I have just finished this fascinating book, Mistresses: A History of the Other Woman by Elizabeth Abbott. First published in 2003, this book provides carefully researched and well-thought through accounts of the other woman through history. There are thirteen chapters excluding the introduction and conclusion by the author. Abbott was mindful to remind us that two mistresses she is acquainted with and mentioned in her book had their names and their partners changed and had used aliases instead.
Of the mistresses mentioned in this book, personalities we might be familiar with include:
- Nell Gwynne (long-time mistress of King Charles II of England) who had Charles II imploring his brother James to “Let not poor Nelly starve”;
- Camilla Parker-Bowles (now Duchess of Cornwall and second wife of Charles, Prince of Wales);
- Marilyn Monroe (American actress, model, and singer);
- Lady Bess Foster (best friend of Georgiana Cavendish, Duchess of Devonshire and their story made into a British drama film The Duchess in 2008);
- Simone de Beauvoir (French writer, intellectual, existentialist philosopher, political activist, feminist, and social theorist).
Least you think the book is about celebrity mistresses, there are entire chapters devoted to eastern concubines, clandestine consorts of clerics, conquerors and their mistresses, mistress of men above the law (think mobsters) and even mistresses who were not even alive (fallen women in literature). Abbott explains that concubinage is in many respects a precursor to mistressdom, developed as an offshoot fo marriage and of the almost universal tolerance of male infidelity. The “other women” were flaunted as symbols of pretige and wealth and sometimes used to provide heirs he could legitimize.
This book was an eye-opener for me because I live in a time where “feminism and egalitarianism, the sexual revolution and the Pill, and changing mores and standards, notably the elevation of romantic love to an ideal, have stamped marriage” irrevocable (in the author’s words). We tend to judge mistresses and cannot comprehend why there are women who choose mistressdom over marriage. These are women who make choices out of passion, economic self-sufficiency or personal autonomy. Mistressdom still prevails and the first step to understanding more (and the different facets of life), to judge not (or judge less), is to perhaps to read this book. If this is not appealing to you i.e. learning to become a better person, this is still a page-turner for the stories of women from long ago – who have lived, loved and dared. It will certainly transport you to a differnt era where you will imagine and wonder what it was like.

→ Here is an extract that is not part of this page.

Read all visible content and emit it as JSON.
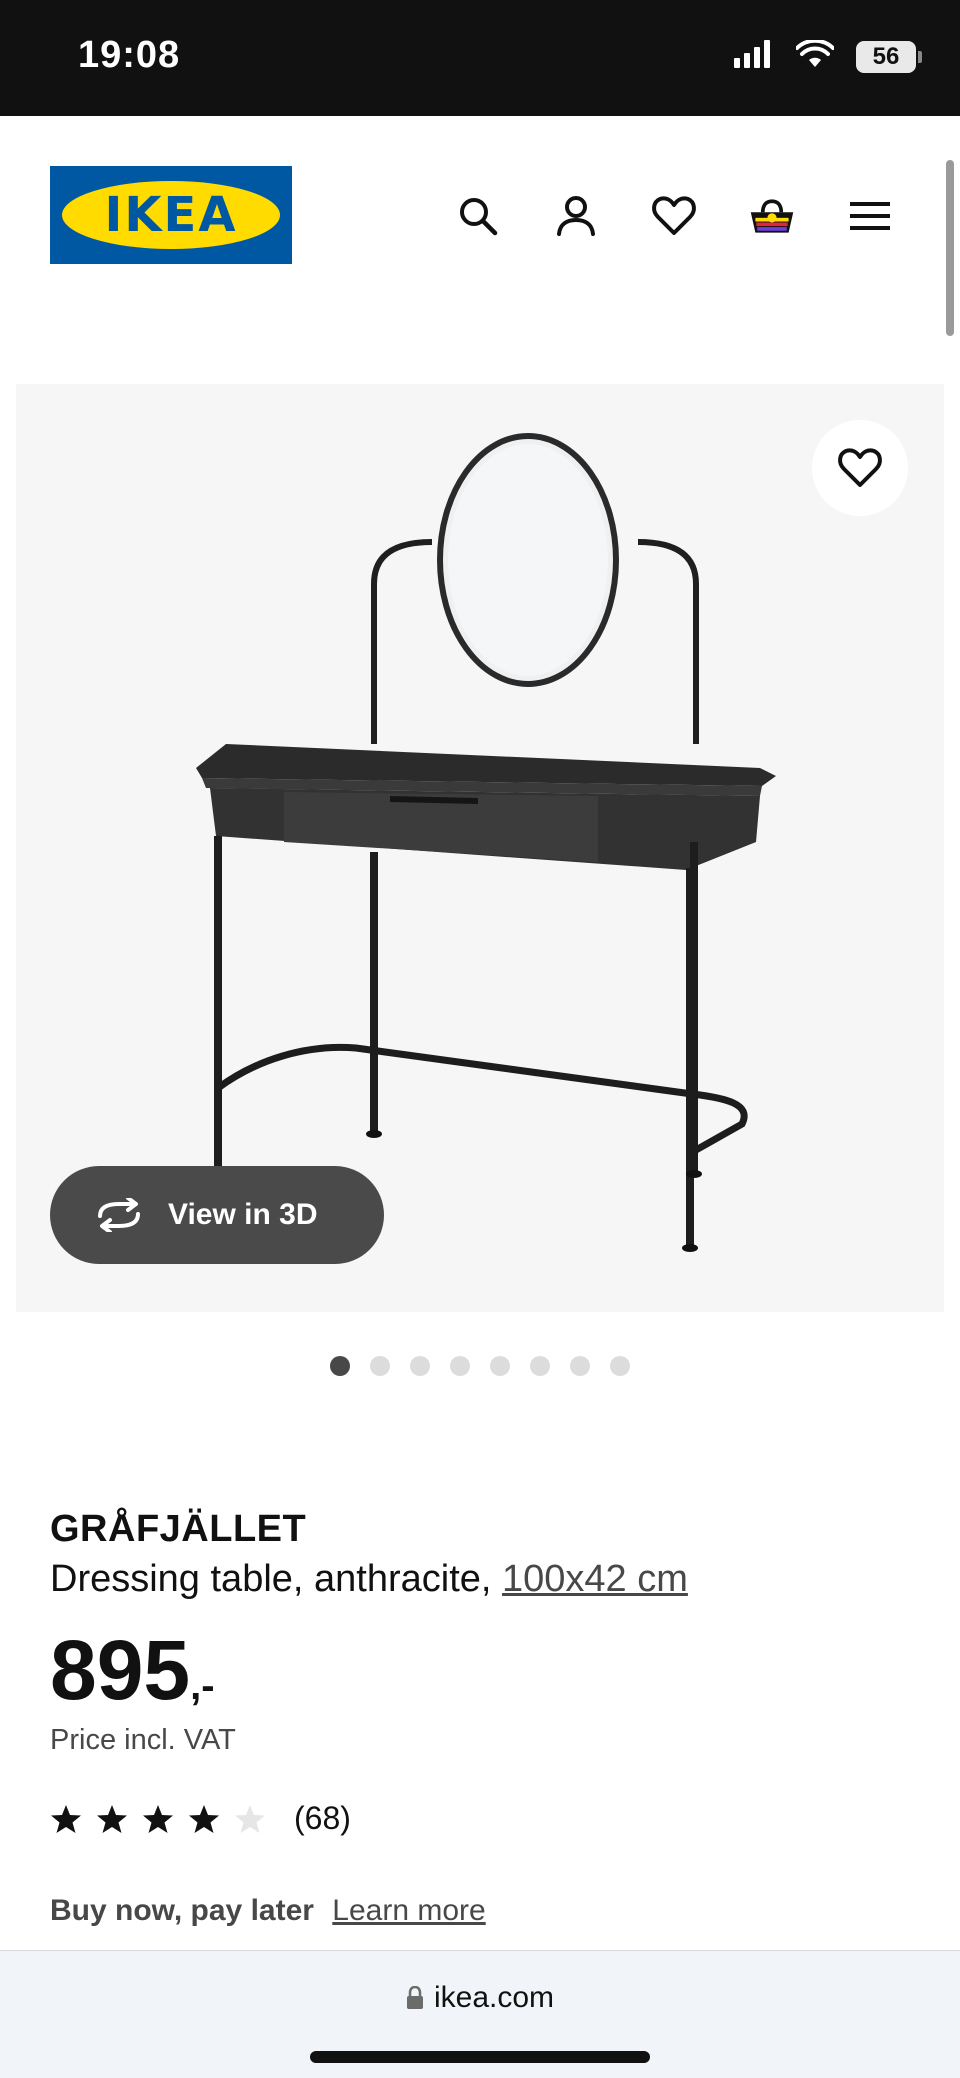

You can find the book here.
‘It is not just mistresses, it seems, who need to wake up to the new millennium; one of the surprises of this engrossing book is how mired in myth and fantasy it reveals our attitude to mistresses as being.’ Sunday Telegraph
‘a fascinating account of the other woman through history, more sobering than titillating.’ Sunday Times
She has been called the “kept woman,” the “fancy woman,” and the “other woman.” She exists as both a fictional character and as a flesh-and-blood human being. But who is she, really? Why do women become mistresses, and what is it like to have a private life that is usually also a secret life? Is a mistress merely a wife-in-waiting, or is she the ver y definition of the emancipated, independent female? Elizabeth Abbott intelligently examines the motives and morals of some of history’s most infamous and fascinating women, from antiquity to today. Drawing intimate portraits of those who have–by chance, coercion, or choice–assumed this complex role, Mistresses offers a rich blend of personal biography and cultural insight.
She has been known as the ‘kept woman’, the ‘fancy woman’ and the ‘other woman’. She is both a fictional character and flesh-and-blood human being. But who is she, really? What do Madame de Pompadour, Heloise, Marilyn Monroe, Jane Eyre and Camilla Parker-Bowles have in common? Why do women become mistresses, and what is it like to have a private life that is usually also a secret life? Is a mistress merely a wife-in-waiting, or is she the very definition of the modern emancipated, independent female?
About the Author
In Mistresses Elizabeth Abbott intelligently probes the motives and morals of some of history’s most infamous and fascinating women. Drawing intimate portraits of those who have – either by chance, coercion or choice – assumed this complex role, from Chinese concubines and European royal mistresses to mobster molls and trophy dolls, Mistresses offers a rich blend of history, personality and cultural study.
Who is Martha?
Dr. Martha Tara Lee is Founder and Clinical Sexologist of Eros Coaching. She is a certified sexologist with a Doctorate in Human Sexuality. She provides sexuality and intimacy coaching for individuals and couples, conducts sexual education workshops and speaks at public events. She is also the author of the book Love, Sex and Everything In-Between, and the host of the weekly radio show Eros Evolution on OMTimes Radio. For more, visit www.ErosCoaching.com or email firstname.lastname@example.org.